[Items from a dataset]
┄┄┄┄┄┄┄┄┄┄

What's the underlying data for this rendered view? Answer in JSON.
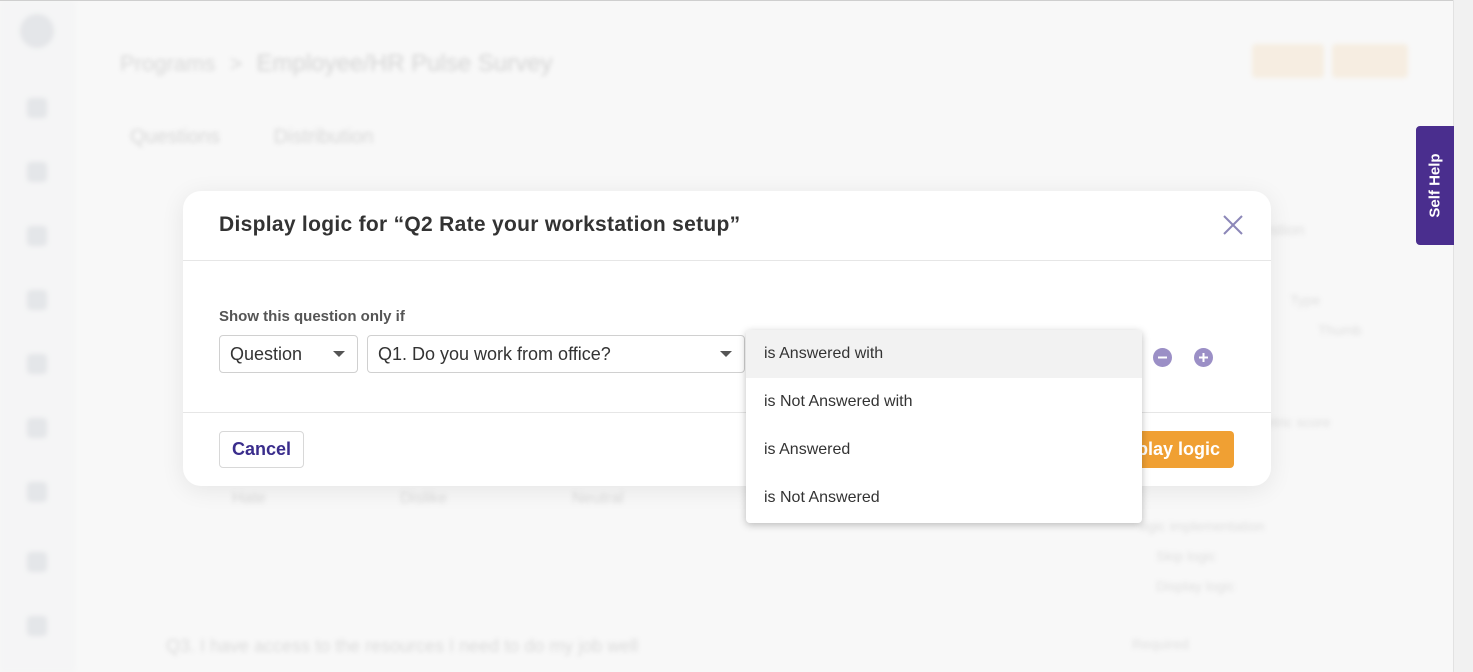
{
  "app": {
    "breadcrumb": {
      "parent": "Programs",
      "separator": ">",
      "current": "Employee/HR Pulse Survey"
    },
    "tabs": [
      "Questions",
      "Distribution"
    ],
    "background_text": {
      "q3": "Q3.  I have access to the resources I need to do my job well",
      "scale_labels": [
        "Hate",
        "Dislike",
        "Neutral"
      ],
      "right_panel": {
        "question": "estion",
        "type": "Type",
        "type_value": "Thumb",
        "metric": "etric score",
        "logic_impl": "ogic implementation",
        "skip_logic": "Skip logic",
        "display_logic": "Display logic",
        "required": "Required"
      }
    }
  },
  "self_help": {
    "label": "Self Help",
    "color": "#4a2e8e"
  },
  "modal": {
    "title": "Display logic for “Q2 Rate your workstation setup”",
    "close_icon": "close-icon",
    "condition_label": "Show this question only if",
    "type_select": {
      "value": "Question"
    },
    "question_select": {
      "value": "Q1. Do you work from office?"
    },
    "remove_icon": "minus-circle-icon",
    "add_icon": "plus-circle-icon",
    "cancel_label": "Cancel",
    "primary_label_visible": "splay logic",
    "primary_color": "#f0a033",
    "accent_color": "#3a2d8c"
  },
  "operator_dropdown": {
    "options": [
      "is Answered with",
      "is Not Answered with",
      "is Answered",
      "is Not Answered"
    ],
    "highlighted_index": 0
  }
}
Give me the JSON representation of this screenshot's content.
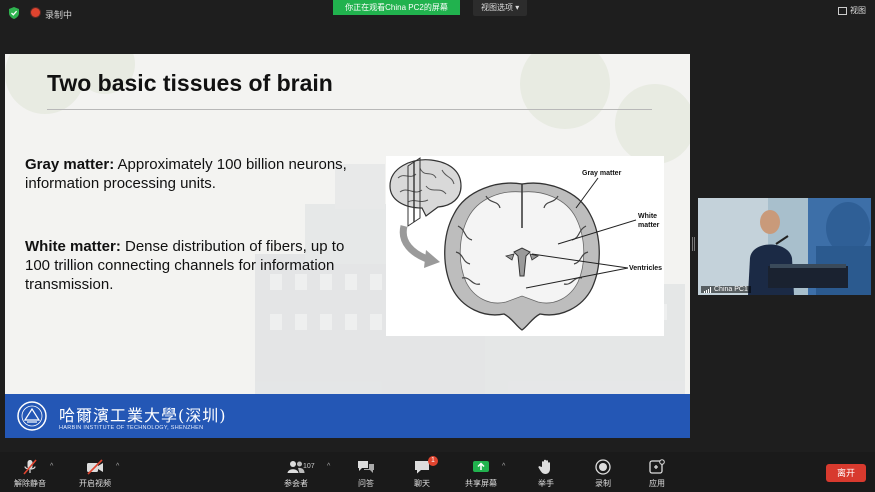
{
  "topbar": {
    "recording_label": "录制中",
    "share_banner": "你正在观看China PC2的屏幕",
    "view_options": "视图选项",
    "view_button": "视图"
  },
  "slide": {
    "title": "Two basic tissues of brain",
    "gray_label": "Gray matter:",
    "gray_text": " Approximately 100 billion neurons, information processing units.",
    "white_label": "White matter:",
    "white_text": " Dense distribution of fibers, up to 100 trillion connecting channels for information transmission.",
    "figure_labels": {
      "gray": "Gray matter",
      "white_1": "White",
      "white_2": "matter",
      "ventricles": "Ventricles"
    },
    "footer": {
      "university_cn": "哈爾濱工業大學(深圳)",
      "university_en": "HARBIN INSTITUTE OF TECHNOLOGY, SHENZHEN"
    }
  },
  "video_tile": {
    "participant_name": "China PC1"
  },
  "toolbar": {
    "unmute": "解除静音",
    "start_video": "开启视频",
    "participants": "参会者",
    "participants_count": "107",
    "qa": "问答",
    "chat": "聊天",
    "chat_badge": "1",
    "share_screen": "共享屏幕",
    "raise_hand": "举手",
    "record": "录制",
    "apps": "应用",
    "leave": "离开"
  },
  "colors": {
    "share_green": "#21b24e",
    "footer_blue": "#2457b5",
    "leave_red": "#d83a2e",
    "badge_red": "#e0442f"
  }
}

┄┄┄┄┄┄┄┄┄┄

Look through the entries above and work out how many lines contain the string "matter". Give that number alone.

▶ [RESULT]:
4